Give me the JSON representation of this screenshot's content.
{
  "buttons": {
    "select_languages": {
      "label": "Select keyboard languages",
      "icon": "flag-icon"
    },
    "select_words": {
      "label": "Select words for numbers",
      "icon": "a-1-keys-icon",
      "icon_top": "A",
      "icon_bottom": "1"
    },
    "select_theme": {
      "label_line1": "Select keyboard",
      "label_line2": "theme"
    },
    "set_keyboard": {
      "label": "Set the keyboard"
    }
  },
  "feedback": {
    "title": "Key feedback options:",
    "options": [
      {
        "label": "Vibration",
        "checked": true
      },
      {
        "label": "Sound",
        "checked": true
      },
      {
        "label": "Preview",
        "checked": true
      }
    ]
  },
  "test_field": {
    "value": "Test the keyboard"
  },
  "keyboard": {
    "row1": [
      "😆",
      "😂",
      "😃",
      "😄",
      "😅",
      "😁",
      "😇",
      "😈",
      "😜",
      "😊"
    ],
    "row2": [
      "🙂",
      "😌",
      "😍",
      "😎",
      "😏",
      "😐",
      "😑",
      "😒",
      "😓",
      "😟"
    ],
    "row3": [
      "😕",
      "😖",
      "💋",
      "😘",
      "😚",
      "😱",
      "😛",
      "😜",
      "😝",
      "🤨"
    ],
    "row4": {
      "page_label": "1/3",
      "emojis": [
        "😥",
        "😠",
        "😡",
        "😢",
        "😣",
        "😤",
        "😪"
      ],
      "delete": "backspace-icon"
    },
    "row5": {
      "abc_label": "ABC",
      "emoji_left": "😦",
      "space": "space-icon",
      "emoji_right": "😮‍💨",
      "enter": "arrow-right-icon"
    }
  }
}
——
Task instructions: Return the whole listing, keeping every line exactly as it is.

The completed task:
Give me the JSON representation of this screenshot's content.
{
  "buttons": {
    "select_languages": {
      "label": "Select keyboard languages",
      "icon": "flag-icon"
    },
    "select_words": {
      "label": "Select words for numbers",
      "icon": "a-1-keys-icon",
      "icon_top": "A",
      "icon_bottom": "1"
    },
    "select_theme": {
      "label_line1": "Select keyboard",
      "label_line2": "theme"
    },
    "set_keyboard": {
      "label": "Set the keyboard"
    }
  },
  "feedback": {
    "title": "Key feedback options:",
    "options": [
      {
        "label": "Vibration",
        "checked": true
      },
      {
        "label": "Sound",
        "checked": true
      },
      {
        "label": "Preview",
        "checked": true
      }
    ]
  },
  "test_field": {
    "value": "Test the keyboard"
  },
  "keyboard": {
    "row1": [
      "😆",
      "😂",
      "😃",
      "😄",
      "😅",
      "😁",
      "😇",
      "😈",
      "😜",
      "😊"
    ],
    "row2": [
      "🙂",
      "😌",
      "😍",
      "😎",
      "😏",
      "😐",
      "😑",
      "😒",
      "😓",
      "😟"
    ],
    "row3": [
      "😕",
      "😖",
      "💋",
      "😘",
      "😚",
      "😱",
      "😛",
      "😜",
      "😝",
      "🤨"
    ],
    "row4": {
      "page_label": "1/3",
      "emojis": [
        "😥",
        "😠",
        "😡",
        "😢",
        "😣",
        "😤",
        "😪"
      ],
      "delete": "backspace-icon"
    },
    "row5": {
      "abc_label": "ABC",
      "emoji_left": "😦",
      "space": "space-icon",
      "emoji_right": "😮‍💨",
      "enter": "arrow-right-icon"
    }
  }
}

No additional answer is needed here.